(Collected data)
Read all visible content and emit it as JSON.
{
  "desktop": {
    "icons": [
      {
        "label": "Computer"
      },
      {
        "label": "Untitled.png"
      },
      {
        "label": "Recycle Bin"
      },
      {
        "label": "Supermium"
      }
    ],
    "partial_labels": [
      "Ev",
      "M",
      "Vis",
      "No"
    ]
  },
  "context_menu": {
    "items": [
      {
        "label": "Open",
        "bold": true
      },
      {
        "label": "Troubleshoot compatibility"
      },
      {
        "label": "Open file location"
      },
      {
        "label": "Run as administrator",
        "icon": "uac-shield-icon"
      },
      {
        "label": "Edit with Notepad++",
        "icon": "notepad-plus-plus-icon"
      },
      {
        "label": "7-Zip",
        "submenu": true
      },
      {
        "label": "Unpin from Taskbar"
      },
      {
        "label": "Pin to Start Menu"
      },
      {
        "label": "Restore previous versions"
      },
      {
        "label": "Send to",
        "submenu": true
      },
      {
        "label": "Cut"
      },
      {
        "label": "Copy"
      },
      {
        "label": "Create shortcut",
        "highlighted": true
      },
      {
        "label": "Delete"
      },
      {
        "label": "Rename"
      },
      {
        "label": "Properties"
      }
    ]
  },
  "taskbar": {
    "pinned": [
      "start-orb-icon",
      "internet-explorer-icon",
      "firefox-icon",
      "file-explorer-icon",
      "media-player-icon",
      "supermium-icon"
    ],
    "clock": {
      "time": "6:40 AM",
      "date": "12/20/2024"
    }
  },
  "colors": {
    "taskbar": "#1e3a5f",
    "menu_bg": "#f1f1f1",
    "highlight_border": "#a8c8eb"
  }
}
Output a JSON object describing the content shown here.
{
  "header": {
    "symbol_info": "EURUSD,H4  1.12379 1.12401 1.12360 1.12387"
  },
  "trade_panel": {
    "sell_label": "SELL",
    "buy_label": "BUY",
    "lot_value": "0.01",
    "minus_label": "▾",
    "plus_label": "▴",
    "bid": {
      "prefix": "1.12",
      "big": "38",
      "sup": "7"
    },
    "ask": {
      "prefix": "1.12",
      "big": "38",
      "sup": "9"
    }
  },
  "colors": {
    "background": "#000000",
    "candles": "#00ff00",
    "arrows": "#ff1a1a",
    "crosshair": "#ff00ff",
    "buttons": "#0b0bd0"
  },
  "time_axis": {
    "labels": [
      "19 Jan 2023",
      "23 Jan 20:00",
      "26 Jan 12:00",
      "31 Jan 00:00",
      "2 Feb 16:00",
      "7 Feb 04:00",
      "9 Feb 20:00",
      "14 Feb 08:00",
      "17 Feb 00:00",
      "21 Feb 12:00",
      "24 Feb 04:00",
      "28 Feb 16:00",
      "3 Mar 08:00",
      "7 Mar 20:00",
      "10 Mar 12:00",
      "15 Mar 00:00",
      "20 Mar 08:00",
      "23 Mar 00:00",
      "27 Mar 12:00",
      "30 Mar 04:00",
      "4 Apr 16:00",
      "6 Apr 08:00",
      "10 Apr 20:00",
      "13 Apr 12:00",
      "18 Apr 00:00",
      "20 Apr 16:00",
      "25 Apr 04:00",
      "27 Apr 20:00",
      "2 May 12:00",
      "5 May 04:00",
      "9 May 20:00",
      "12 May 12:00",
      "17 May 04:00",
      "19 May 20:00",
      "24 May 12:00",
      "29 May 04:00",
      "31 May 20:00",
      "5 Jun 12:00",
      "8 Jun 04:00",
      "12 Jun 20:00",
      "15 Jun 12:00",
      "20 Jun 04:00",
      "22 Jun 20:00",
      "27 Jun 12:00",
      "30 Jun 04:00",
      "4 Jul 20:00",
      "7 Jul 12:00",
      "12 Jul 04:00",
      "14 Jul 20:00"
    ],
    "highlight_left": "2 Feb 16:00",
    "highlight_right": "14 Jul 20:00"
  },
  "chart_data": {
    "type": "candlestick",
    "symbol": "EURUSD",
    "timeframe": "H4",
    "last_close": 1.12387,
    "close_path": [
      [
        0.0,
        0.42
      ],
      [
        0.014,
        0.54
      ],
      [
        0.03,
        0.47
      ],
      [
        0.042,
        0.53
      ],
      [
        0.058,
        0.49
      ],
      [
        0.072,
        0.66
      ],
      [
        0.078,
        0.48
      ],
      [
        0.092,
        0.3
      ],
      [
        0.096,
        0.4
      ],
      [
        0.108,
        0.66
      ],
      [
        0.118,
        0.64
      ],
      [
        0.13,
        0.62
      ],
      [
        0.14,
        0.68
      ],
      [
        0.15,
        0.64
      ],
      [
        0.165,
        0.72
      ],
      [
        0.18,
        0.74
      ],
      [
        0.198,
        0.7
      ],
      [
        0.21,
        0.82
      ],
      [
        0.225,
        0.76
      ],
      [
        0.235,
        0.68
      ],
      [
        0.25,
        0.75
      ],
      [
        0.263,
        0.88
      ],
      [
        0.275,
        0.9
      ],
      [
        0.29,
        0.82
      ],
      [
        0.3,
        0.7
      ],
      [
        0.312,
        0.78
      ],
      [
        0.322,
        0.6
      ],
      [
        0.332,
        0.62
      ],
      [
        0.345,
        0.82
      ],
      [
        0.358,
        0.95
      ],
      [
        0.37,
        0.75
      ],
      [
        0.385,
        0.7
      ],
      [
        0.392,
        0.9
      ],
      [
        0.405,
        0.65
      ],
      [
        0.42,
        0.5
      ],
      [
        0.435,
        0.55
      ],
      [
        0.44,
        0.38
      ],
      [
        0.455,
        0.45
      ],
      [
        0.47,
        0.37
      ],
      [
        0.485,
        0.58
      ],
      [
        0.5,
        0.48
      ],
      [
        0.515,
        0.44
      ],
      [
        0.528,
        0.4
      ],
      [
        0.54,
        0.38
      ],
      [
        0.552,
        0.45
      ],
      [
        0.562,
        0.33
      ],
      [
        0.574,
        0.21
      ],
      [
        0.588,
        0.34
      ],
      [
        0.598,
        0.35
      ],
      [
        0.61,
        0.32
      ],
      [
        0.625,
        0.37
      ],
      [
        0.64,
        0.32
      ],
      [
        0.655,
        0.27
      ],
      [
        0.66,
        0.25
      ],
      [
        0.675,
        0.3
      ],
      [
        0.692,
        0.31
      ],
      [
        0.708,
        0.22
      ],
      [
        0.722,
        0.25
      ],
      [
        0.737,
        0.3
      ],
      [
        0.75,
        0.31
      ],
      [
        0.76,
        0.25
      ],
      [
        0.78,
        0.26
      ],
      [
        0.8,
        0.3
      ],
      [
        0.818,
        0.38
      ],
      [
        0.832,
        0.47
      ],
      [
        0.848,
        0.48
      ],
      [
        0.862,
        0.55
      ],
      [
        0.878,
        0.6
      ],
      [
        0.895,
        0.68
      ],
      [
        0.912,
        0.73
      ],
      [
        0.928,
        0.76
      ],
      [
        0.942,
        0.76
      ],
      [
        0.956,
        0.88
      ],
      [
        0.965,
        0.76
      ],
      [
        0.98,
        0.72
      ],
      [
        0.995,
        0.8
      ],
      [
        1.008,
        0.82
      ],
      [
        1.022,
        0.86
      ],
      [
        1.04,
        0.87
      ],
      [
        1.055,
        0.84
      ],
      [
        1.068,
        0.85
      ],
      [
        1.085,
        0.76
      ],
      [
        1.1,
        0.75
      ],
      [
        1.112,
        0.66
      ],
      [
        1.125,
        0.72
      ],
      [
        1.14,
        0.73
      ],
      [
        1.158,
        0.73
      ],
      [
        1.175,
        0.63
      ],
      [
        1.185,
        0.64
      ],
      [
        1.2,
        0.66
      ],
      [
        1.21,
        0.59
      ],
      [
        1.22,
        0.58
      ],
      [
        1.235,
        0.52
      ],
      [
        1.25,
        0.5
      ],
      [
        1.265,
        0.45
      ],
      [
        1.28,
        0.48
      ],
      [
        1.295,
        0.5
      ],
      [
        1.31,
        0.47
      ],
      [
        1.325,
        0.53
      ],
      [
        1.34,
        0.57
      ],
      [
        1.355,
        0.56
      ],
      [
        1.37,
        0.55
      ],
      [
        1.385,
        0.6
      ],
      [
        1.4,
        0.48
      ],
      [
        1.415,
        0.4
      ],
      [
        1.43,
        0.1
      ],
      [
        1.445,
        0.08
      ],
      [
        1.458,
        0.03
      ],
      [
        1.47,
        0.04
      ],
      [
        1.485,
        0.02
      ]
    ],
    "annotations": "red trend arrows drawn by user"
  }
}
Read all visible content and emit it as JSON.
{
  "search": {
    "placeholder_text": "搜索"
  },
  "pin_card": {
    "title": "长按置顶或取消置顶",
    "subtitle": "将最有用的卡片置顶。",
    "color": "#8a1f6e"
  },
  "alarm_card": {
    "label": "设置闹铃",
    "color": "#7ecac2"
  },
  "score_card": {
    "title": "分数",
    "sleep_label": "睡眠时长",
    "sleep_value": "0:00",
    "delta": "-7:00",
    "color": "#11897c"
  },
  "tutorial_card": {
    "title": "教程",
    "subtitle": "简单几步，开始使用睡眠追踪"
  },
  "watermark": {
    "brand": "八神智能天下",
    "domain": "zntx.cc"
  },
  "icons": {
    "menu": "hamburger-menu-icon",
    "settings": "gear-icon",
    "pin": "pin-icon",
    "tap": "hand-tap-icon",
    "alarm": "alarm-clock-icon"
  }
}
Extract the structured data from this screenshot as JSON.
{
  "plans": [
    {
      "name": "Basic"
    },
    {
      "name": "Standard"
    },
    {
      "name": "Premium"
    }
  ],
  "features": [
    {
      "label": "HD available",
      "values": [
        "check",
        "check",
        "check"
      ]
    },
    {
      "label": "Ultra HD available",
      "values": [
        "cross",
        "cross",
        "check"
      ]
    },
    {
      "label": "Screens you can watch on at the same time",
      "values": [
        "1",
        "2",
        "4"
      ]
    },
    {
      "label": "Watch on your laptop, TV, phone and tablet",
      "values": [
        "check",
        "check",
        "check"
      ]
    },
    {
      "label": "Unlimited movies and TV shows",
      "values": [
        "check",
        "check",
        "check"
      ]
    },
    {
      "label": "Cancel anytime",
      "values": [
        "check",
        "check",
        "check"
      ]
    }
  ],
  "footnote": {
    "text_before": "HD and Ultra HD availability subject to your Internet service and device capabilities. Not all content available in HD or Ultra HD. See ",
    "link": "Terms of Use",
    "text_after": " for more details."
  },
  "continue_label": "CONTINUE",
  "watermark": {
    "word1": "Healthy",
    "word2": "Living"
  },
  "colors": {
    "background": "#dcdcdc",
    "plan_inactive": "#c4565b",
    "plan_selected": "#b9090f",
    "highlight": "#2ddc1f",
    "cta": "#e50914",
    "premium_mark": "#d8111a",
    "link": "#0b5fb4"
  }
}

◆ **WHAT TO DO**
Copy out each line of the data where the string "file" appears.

◆ **OUTPUT**
        "label": "Open file location"
      "file-explorer-icon",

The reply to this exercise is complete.